In the records that follow, find each line containing "stats" and copy it.

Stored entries
────────
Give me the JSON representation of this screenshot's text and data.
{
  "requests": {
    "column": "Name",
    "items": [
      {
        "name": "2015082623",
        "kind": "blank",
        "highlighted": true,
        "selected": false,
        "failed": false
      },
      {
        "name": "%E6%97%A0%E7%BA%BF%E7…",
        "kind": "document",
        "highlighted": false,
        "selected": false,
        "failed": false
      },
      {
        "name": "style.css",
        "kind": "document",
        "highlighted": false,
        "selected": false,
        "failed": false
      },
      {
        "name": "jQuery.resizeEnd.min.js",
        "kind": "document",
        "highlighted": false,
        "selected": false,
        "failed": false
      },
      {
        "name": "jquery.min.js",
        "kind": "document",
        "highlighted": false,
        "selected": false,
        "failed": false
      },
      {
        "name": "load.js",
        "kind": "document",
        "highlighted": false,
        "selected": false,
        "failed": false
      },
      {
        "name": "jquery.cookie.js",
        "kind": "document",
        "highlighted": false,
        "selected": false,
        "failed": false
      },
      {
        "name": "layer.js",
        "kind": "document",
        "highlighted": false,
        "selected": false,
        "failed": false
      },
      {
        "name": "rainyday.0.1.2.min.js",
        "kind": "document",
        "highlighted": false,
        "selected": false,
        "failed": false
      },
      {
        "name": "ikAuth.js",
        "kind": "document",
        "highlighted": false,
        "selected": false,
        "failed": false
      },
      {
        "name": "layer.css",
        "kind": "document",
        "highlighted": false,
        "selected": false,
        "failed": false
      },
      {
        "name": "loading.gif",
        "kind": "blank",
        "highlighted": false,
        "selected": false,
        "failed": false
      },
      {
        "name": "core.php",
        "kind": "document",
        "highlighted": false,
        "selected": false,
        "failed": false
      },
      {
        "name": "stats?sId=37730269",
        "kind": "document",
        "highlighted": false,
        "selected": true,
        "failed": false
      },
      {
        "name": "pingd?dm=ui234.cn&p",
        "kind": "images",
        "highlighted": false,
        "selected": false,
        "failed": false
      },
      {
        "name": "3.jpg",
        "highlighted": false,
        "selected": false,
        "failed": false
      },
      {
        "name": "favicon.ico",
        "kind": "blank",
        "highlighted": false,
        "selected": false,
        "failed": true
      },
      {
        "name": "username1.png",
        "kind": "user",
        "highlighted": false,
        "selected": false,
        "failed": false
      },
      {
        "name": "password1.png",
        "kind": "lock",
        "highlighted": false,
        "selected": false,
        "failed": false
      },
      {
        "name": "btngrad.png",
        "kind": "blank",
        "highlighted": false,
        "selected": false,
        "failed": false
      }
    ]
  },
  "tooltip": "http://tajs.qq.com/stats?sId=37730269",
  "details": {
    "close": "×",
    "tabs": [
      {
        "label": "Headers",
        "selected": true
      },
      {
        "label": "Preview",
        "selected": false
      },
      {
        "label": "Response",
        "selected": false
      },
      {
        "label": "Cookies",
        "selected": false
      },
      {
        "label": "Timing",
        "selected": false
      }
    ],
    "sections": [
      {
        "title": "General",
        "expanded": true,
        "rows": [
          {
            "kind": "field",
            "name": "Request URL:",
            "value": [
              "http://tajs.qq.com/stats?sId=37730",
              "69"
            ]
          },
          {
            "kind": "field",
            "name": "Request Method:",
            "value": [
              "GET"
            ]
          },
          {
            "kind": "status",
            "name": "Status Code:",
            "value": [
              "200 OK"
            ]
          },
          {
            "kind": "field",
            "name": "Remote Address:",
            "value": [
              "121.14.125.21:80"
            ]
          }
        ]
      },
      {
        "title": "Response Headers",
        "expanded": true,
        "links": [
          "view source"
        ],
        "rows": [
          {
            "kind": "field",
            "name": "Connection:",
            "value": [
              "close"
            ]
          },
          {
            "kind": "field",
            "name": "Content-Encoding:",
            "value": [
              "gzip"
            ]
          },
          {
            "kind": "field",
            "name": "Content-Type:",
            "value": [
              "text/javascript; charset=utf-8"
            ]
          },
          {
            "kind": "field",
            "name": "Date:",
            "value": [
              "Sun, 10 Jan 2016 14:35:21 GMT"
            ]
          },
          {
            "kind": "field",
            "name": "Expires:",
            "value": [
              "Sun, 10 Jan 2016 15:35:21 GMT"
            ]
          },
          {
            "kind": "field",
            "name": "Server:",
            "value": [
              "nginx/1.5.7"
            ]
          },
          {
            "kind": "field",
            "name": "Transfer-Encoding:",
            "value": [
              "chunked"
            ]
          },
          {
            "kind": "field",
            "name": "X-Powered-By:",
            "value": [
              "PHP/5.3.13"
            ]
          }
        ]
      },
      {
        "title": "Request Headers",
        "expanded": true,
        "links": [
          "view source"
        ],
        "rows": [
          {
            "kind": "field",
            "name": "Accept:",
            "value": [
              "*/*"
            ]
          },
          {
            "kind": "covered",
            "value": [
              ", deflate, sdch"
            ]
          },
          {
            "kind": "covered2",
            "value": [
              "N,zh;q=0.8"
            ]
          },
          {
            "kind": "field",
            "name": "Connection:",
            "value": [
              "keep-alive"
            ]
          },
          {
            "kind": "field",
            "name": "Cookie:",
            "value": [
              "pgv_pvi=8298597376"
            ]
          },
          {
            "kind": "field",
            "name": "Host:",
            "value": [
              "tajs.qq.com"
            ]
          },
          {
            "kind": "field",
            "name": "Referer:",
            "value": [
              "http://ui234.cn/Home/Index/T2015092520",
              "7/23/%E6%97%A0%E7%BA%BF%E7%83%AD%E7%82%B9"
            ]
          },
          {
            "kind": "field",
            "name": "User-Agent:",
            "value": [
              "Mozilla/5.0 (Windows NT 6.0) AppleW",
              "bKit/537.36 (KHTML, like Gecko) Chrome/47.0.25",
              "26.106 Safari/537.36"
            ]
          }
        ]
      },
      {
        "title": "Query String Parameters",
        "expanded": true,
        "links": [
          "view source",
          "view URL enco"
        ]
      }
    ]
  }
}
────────
PROBLEM SOLUTION:
        "name": "stats?sId=37730269",
  "tooltip": "http://tajs.qq.com/stats?sId=37730269",
              "http://tajs.qq.com/stats?sId=37730",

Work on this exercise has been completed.